2011 Honda CR-Z EX manual

Honda's CR-Z is a pretty cool little hybrid. There's a bit of sportiness that comes through the steering wheel and shifter as you putter along in city traffic or other roads that don't require much more than 45 mph to be enjoyable. What amazes me the most about the CR-Z is how little it reminds me of the Fit and the Insight, two Hondas I haven't really enjoyed.

The standard six-speed manual transmission does a lot to involve the driver. With most hybrids, you mash the gas, listen to a small engine rev up near redline, and wait until the vehicle hits cruising speed. The CR-Z allows drivers to race up to redline, quickly shift, and repeat the exercise. It isn't as fun as a Civic Si would be, but it beats the snot out of an Insight.

For an urban dweller without kids, it would be tough to beat the CR-Z as a fun-to-drive gas sipper. The incredibly small footprint of the car offsets the lazy acceleration, and the starting price of $21,500 is very reasonable. I don't think the CR-Z would be a good choice for those with long highway commutes, but if you're only on the highway occasionally it works well.

Phil Floraday, Senior Web Producer
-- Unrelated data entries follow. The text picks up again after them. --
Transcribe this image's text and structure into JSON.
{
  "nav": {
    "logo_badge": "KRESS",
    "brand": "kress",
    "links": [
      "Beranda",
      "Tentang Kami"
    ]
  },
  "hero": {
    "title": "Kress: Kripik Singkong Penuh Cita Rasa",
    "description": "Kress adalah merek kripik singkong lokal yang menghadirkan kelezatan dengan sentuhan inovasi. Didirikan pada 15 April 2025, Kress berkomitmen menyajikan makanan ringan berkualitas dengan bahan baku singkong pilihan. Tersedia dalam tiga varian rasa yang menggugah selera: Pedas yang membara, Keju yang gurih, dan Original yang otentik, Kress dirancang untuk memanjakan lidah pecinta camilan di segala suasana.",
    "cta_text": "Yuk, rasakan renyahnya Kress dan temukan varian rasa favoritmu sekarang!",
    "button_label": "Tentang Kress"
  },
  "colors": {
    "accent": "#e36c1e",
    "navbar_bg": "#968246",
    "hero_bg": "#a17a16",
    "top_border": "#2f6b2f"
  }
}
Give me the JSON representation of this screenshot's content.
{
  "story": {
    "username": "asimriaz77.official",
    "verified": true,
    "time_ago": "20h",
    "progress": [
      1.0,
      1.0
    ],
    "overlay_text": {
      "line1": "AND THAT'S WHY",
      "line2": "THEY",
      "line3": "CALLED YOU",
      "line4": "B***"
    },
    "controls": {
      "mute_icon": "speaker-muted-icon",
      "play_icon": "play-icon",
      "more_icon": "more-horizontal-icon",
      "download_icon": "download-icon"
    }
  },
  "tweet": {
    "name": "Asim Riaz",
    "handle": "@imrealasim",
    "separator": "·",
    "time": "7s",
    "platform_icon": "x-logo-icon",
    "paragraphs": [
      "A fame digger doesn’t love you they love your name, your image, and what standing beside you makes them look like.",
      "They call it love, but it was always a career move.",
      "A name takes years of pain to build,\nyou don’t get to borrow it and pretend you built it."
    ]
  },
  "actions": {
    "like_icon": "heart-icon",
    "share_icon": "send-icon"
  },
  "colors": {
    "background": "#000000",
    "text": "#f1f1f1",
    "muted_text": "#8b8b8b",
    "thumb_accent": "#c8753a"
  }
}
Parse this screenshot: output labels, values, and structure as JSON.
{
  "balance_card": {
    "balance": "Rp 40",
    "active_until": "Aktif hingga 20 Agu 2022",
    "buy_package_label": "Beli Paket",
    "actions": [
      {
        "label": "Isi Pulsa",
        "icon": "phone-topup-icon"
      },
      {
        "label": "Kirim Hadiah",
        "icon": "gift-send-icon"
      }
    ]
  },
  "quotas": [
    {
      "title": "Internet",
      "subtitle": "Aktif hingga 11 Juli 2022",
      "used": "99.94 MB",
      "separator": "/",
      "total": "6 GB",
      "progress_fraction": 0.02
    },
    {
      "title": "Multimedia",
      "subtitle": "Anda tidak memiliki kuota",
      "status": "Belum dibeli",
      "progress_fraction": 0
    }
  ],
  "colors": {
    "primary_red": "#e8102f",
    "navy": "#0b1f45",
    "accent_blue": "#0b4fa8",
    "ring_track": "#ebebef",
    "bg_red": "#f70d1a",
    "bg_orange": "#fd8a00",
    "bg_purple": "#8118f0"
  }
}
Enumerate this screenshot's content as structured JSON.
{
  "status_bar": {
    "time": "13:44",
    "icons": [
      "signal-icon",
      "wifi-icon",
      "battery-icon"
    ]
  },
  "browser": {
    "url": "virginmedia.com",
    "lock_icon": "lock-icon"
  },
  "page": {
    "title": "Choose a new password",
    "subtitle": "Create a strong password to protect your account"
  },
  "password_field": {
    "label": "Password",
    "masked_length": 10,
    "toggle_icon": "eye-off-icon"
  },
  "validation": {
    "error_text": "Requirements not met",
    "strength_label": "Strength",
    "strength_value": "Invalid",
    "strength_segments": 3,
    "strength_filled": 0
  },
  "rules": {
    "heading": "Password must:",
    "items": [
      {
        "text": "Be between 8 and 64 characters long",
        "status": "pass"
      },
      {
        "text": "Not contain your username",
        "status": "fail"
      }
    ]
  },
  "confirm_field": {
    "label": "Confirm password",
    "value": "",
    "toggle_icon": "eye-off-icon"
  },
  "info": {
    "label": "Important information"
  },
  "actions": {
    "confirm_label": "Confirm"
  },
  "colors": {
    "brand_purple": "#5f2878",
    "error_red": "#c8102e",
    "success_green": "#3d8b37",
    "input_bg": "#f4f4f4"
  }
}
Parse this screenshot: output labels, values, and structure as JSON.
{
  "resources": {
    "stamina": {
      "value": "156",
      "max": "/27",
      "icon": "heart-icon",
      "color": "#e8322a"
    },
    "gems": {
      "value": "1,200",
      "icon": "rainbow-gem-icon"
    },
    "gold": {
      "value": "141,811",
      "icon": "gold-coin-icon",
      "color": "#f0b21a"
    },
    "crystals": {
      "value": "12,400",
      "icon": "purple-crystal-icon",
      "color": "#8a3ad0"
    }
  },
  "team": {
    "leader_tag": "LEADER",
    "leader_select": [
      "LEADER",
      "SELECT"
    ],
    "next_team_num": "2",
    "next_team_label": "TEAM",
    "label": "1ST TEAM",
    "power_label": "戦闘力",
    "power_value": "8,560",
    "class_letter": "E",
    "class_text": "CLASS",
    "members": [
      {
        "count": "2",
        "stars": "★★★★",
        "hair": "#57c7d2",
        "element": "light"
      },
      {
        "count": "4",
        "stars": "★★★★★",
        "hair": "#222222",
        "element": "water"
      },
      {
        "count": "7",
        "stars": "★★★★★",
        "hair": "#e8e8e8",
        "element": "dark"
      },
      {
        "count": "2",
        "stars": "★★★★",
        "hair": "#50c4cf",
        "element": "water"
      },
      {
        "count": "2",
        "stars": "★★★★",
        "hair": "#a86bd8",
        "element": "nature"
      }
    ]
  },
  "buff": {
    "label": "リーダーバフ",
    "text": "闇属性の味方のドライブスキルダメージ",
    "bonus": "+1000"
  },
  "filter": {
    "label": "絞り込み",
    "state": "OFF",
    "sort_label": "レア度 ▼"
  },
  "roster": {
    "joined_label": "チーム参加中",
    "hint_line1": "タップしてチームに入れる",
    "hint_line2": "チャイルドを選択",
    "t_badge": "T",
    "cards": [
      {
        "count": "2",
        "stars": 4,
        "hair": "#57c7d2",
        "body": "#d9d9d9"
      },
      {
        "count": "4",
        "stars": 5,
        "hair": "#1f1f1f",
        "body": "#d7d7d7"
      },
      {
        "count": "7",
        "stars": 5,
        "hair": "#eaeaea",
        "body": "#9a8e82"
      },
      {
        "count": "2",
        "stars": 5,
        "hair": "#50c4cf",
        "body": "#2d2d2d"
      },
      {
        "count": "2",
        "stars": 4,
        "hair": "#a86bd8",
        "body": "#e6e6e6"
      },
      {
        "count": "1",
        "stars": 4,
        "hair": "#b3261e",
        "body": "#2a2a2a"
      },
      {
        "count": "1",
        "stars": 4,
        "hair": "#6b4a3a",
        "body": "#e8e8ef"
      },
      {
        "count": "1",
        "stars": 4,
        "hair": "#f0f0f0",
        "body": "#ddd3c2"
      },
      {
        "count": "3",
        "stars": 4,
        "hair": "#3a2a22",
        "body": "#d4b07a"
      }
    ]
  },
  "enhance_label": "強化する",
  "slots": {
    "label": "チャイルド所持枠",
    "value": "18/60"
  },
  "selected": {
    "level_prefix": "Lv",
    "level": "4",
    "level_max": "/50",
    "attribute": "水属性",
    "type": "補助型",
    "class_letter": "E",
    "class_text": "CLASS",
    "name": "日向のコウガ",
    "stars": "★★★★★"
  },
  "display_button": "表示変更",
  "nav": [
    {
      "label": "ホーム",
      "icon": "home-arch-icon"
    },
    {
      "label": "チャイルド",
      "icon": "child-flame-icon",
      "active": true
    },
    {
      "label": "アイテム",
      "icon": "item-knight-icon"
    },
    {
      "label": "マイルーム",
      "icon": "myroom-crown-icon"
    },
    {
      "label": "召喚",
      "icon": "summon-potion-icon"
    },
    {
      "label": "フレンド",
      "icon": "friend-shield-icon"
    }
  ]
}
1 of 8
Reviews should be written with lots of foresight and honesty, so reading it 10 years down the road, it should not look completely misguided and incorrect. This car is a design looking for buyers and with no specific advantages of being hybrid. The price is high for a commuter, the performance is low for enjoyment and the room inside is lacking for comfort. Please consider the fact, that manual shifters are selected most often by enthusiasts with acceleration, driving pleasure on their mind, which is not this car's forte. Honda cars are not representing the pinnacle of car design for the last few years and they deserve honest critical reviews of their less than excellent efforts.

New Car Research

our instagram

get Automobile Magazine

Subscribe to the magazine and save up to 84% off the newsstand price


new cars

Read Related Articles